Exercise brief: Count the lines below that include the word "realDonaldTrump" and write that number alone.

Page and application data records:
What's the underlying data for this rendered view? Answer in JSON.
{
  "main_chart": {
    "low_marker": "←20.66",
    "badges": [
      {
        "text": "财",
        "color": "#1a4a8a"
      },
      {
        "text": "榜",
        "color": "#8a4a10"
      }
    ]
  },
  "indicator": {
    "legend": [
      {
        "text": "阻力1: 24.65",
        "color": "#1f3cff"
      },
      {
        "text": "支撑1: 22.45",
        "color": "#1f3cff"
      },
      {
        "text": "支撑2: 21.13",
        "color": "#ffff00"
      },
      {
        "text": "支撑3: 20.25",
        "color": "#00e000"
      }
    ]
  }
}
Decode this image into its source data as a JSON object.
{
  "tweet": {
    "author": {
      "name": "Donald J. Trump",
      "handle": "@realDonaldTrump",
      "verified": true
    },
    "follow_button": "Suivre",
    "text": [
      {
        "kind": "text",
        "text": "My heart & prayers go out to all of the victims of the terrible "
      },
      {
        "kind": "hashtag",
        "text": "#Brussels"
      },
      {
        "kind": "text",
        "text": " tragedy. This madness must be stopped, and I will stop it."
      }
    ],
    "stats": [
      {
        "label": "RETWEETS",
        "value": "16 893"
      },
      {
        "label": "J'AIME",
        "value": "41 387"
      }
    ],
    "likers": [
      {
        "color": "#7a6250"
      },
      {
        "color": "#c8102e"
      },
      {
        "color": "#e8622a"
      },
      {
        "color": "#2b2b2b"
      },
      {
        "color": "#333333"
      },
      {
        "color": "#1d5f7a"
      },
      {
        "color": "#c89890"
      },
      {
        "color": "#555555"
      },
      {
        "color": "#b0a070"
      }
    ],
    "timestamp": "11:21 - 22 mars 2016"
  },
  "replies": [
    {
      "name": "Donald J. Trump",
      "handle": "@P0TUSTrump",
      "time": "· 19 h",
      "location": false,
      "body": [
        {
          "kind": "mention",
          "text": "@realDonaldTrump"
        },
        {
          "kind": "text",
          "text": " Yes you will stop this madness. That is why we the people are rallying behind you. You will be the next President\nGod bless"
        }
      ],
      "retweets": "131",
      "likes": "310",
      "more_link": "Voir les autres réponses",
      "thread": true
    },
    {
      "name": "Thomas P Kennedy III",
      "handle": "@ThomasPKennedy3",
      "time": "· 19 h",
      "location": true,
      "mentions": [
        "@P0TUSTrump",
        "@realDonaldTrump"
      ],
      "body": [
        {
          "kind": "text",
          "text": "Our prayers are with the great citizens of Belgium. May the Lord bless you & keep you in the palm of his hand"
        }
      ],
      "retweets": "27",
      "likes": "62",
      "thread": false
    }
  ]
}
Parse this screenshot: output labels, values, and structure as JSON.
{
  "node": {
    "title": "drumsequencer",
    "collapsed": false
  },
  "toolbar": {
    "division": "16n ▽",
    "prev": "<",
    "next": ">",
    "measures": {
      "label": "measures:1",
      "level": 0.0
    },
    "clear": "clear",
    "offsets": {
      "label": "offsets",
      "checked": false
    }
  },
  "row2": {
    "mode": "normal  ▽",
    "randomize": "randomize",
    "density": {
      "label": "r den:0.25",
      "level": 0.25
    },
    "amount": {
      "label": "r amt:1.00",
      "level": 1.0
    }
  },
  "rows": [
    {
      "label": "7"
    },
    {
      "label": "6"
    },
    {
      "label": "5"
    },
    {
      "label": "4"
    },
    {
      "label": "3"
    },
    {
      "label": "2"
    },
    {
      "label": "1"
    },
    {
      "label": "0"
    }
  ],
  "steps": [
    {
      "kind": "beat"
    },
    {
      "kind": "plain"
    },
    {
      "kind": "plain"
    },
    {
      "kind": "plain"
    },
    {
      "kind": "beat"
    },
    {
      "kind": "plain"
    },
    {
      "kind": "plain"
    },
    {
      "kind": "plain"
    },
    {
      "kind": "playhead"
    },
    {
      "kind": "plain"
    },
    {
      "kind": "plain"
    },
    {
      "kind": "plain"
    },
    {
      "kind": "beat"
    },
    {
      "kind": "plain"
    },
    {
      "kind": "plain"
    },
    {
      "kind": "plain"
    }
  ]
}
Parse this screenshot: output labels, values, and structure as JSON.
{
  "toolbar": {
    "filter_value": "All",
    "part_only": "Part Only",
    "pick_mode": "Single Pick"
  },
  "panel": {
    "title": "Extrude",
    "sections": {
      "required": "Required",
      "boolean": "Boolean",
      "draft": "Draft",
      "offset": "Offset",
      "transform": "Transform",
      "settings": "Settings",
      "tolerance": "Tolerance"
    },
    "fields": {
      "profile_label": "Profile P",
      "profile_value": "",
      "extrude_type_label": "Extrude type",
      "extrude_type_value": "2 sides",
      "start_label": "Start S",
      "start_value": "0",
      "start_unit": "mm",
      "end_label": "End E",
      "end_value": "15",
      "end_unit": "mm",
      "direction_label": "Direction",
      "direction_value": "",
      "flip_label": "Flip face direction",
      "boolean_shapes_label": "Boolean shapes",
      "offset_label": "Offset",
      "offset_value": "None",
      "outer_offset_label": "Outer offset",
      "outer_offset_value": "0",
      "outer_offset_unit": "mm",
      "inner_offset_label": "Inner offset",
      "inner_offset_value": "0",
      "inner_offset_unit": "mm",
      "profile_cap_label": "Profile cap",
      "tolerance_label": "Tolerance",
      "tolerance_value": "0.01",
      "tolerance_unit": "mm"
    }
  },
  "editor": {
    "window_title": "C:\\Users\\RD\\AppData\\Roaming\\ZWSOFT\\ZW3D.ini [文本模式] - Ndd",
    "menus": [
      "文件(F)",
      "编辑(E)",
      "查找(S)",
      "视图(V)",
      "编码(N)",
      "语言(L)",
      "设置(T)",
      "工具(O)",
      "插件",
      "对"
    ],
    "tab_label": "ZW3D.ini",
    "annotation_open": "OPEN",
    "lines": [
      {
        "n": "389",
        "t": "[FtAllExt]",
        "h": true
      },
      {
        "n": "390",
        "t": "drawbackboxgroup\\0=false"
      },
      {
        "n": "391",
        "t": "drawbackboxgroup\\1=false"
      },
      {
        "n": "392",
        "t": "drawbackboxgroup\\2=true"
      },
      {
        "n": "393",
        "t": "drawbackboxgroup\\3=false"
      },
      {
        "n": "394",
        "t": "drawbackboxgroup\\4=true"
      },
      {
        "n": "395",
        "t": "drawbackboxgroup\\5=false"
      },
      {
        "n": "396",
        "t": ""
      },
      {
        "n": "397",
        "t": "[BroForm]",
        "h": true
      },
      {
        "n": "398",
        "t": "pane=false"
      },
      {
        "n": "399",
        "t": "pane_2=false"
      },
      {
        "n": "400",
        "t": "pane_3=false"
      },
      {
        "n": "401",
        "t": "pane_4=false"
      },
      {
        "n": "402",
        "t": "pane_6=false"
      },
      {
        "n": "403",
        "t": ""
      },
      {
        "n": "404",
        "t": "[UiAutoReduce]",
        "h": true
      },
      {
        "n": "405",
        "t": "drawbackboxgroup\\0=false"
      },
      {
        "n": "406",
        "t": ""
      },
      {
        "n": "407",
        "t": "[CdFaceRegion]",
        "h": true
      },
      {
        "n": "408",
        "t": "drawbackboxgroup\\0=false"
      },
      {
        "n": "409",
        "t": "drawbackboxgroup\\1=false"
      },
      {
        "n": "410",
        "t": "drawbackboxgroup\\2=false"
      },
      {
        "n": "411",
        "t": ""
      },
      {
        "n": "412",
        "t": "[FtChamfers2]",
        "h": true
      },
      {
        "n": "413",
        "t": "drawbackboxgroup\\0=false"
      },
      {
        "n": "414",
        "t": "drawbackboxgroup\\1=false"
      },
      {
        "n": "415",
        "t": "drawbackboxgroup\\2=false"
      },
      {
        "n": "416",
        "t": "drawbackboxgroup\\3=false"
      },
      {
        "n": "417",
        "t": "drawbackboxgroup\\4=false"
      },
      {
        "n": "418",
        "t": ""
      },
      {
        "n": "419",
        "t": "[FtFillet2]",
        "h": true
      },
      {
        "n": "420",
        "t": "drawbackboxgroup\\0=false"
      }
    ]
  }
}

Result of this task: 3